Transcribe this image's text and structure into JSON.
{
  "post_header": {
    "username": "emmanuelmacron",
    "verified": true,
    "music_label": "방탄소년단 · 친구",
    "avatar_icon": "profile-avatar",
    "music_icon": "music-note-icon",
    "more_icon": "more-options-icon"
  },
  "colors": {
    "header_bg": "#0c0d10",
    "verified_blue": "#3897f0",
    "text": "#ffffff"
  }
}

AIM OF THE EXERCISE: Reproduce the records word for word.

EXERCISE SOLUTION:
Transcribe this image's text and structure into JSON.
{
  "post_header": {
    "username": "emmanuelmacron",
    "verified": true,
    "music_label": "방탄소년단 · 친구",
    "avatar_icon": "profile-avatar",
    "music_icon": "music-note-icon",
    "more_icon": "more-options-icon"
  },
  "colors": {
    "header_bg": "#0c0d10",
    "verified_blue": "#3897f0",
    "text": "#ffffff"
  }
}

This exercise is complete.